From The Neolithic To The Sea: A Journey From The Past To The Present
Raf Kemble
51° 40′ 1.2″ N, 2° 3′ 18″ W

View Raf Kemble in a larger map

  • History
  • Gallery
  • Gallery
  • Gallery
  • Gallery
  • Gallery
  • Gallery
  • Gallery
  • Gallery
Raf Kemble is located close to Kemble village which is near Cirencester, Gloucestershire. It was located here in 1938 as the area was in a remote location and unlikely to be a target from the continent.

Originally Kemble Airfield was built for aircraft storage and maintenance for No. 5 Maintenance Unit who stayed on the base till 1983. Bristol Blenheims and Hawker Hurricanes were delivered here from the factories which were then made ready for combat and dispersed to the various squadrons around the country.

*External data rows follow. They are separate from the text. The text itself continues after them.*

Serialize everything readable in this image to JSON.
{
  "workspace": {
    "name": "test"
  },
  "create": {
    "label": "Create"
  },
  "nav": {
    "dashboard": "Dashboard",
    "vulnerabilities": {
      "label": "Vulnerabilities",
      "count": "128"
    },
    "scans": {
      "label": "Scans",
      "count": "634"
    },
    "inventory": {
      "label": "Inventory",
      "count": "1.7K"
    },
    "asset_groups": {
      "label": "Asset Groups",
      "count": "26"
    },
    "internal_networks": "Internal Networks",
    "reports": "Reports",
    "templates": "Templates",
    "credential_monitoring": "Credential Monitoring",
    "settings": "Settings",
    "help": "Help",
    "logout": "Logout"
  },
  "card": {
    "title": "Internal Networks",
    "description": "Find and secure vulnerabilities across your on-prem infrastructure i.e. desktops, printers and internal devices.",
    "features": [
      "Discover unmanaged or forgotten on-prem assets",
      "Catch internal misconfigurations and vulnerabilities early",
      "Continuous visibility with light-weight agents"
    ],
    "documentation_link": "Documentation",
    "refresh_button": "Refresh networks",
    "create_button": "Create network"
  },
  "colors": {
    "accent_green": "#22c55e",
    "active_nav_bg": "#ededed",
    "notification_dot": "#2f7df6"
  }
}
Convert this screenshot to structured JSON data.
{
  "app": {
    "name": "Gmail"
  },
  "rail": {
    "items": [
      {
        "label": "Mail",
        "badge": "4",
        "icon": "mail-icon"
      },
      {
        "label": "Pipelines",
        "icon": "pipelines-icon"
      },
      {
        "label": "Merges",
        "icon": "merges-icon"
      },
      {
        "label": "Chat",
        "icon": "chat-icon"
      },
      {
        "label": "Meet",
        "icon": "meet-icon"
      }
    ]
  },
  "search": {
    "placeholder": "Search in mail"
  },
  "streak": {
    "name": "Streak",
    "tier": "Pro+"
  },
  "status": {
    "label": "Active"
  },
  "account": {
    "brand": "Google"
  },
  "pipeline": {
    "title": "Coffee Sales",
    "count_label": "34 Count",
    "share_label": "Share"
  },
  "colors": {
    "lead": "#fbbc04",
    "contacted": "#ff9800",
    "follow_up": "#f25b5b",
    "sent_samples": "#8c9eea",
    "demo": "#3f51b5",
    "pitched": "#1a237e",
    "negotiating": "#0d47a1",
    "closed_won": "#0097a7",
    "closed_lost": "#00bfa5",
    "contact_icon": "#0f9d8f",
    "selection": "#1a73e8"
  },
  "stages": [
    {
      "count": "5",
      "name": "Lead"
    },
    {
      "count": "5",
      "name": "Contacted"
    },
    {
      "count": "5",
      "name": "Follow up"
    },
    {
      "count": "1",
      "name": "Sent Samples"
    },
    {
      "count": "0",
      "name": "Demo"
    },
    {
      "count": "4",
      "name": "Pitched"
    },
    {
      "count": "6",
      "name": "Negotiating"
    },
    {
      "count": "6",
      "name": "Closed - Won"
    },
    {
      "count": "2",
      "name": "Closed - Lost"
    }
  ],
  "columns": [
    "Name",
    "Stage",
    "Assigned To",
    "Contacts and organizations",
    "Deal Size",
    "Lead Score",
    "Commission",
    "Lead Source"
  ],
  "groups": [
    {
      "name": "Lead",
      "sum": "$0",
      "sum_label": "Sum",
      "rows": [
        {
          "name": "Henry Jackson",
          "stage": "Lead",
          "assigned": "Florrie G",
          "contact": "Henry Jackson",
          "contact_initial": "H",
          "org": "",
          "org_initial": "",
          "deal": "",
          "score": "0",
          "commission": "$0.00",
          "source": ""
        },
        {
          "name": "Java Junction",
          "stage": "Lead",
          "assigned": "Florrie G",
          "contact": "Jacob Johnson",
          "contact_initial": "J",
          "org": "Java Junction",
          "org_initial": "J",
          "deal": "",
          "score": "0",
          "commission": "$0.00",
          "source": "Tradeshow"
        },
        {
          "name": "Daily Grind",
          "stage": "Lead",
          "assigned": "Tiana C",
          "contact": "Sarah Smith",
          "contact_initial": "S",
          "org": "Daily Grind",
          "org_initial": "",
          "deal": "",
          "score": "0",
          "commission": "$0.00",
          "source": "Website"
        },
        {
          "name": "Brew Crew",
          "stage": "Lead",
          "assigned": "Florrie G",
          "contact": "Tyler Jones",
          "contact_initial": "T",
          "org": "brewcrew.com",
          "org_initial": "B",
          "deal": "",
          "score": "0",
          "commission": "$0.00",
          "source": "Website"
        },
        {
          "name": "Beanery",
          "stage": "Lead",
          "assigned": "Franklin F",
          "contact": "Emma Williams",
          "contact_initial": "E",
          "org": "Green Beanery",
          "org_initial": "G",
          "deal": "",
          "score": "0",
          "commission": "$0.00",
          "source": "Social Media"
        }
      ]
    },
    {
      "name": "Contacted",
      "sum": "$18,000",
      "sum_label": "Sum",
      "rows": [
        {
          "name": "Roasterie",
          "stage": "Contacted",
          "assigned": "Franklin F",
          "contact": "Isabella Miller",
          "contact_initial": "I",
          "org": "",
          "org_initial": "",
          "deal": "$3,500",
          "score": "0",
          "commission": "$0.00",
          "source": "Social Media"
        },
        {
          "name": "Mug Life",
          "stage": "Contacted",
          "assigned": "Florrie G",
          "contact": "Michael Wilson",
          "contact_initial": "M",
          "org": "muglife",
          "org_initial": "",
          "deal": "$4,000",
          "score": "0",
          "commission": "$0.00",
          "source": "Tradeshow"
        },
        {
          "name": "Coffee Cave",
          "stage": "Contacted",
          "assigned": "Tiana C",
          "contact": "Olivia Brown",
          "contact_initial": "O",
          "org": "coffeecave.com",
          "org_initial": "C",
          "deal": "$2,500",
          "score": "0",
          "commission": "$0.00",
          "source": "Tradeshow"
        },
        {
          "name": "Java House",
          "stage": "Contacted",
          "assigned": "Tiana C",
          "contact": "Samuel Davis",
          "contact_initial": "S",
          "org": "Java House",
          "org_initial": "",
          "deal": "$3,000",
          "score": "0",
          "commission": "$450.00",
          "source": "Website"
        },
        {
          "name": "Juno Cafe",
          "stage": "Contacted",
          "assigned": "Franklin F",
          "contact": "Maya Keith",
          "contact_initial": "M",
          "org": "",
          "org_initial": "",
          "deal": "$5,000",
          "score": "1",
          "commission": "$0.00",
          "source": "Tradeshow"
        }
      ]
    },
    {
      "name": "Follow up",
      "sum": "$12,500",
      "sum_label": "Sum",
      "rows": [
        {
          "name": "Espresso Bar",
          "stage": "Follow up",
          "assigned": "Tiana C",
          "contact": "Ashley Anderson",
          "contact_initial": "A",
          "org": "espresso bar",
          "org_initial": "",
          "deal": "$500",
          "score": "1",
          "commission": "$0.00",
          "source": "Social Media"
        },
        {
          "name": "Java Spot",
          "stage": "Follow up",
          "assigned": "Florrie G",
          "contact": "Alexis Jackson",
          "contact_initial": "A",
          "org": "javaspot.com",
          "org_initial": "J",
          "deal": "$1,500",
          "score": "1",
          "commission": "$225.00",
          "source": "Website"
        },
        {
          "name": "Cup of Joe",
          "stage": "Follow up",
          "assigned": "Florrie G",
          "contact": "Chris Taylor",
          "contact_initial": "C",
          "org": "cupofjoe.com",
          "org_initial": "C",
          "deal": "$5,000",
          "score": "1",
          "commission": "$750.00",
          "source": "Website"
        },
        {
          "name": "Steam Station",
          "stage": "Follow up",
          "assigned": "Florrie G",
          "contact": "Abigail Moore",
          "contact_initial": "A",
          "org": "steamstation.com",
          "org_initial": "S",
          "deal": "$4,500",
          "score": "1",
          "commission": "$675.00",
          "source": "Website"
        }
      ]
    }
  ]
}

During the war, air attacks were few, one incident saw two aircraft drop 18 bombs, but these did little damage. Another incident saw three Dornier 217s fire upon the airfield in 1942. They failed to hit anything except grass.

Concrete runways were laid in april 1942. In September that year gliders were assembled. These were to be used in the invasion of France during Operation Overlord in 1944. In the beginning of 1945 Kemble was transferred to No 47 Group Transport Command, the Transport Aircraft Modification Section, which serviced Lancasters, Stirlings and Dakotas. When the war ended, the air fleet were sent back to Raf Kemble for disposal.

After the war, Kemble was used for maintenance and training purposes. They operated Hawk training aircraft, used by the Red Arrows, who eventually was based there until they moved to Raf Scamption. The US Airforce then used the site to maintain the A10 Thunderbolt aircraft.

Finally the base closed and was left for a civilian airfield, to be known a Kemble Airfield, even though the Ministry of Defence still owned the site. The site also is used to repair Boeing 747's

Raf Kemble was renamed Cotswold Airport in 2009.